Elusive Kate to blow out Lantern flame
Duntle and Come To Heel form an ambitious two-pronged David Wachman sortie on Newmarket's Group Ones this afternoon.
In the Sun Chariot Stakes, Duntle has a fourth stab at securing what would be a deserved top-level coup. Having been controversially demoted after being first past the post in the Matron Stakes last year, she has continued to perform to a high level.
However, this year's edition of the Leopardstown race may have represented her best hope of achieving a Group One triumph during the current campaign.
For whatever reason, she missed that engagement, and the suspicion is that both she and Kevin Prendergast's eventual Matron heroine La Collina will come up a fraction short today.
Charlie Hills' Irish 1,000 Guineas winner Just The Judge has had her limitations exposed in the meantime, including when well held by Sky Lantern in the Coronation Stakes at Ascot.
Sky Lantern is also on duty again, while Michael Stoute's Integral is an improving three-year-old, though it's doubtful she will be quite good enough.
Inevitably, this seems destined to turn on the clash between Sky Lantern and Elusive Kate. When the pair met in the Falmouth on the July course, the John Gosden-trained Elusive Kate veered badly left in the closing stages en route to prevailing by a neck.

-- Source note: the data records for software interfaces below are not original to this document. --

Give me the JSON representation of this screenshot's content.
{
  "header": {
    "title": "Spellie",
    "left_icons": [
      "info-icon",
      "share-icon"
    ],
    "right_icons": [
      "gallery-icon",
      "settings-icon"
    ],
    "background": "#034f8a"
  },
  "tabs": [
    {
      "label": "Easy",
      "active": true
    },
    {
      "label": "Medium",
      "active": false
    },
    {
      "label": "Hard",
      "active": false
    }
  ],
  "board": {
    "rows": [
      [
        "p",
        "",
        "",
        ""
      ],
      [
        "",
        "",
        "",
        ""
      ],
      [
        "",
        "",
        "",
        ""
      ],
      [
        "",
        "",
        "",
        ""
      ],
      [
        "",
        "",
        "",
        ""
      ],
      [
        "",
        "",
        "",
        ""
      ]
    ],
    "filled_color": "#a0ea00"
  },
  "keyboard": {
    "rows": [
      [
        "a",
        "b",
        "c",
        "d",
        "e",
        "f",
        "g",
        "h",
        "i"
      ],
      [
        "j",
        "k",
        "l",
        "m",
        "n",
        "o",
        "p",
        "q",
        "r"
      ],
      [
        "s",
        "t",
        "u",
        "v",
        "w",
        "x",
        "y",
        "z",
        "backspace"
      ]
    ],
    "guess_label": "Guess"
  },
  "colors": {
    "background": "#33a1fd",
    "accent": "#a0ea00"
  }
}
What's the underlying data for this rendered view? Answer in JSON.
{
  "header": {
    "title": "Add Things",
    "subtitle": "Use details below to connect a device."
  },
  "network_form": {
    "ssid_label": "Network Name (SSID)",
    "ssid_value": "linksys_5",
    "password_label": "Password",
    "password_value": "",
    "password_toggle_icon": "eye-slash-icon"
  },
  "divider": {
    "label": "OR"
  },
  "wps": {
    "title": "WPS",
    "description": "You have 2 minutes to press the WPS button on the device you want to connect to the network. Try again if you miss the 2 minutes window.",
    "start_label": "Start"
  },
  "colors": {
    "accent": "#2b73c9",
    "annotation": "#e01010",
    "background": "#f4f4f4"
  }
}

It is something she has often done, but Richard Hughes was caught unawares on the wrong side of Richard Hannon's filly, and there were grounds for believing that Sky Lantern might get the race in the inquiry.
In the end, she didn't, and the more you look at the replay, the more you understand why the stewards didn't alter the placings.
Elusive Kate was always doing enough, and, while you could argue that she still deserved to lose the race, she would simply have won by further if she had run straight.
As such, it's hard to fathom why Sky Lantern precedes her in today's betting, as Elusive Kate has since confirmed her quality by slamming Duntle in the Prix Rothschild.
On her return to Deauville, she was no match for Moonlight Cloud, Olympic Glory, Intello, Declaration Of War and Dawn Approach in the Marois. She meets no such formidable rival now, so the 2012 runner-up is value at 11/4 under William Buick.
Come To Heel has a live chance in the Cheveley Park for Wachman and Wayne Lordan, but it is a tricky contest with Kioyshi and Vorda setting a tall standard.
Needless to say, the 35-runner Cambridgeshire is even more of a minefield. If events of recent weeks are anything to go by, the safest option might be to choose something ridden by a day-tripping Irish rider.
Joseph O'Brien, Johnny Murtagh, Pat Smullen and Seamie Heffernan are all on duty, but preference is for Queensberry Rules.
William Haggas' progressive three-year-old was third to Roca Tomu in the Britannia at Ascot.
Having only made his debut in April, that was the Teofilo colt's fourth start, and it's interesting that last year's Cambridgeshire winner, Bronze Angel, was a similarly unexposed three-year-old that filled the same spot in the same Ascot race.
Since then, Queensbury Rules got lost out in the middle of the track on his return to Ascot, before running nicely to be beaten just a couple of lengths in a decent York handicap last month.
He got a bit hot and raced keenly that day, but still kept on well.
Queensberry Rules will need to be more professional if he is to collect today, but, at odds of 14/1, it is worth speculating that he will be under the excellent Ryan Moore.
Over jumps at Market Rasen, Charlie Longsdon's Grandads Horse appeals in the Listed chase. Successful off 133 over flights, Noel Fehily's mount has taken well to fences, so there is a decent chance that he can exploit a first-time mark of 137 here.
Best Bet: Elusive Kate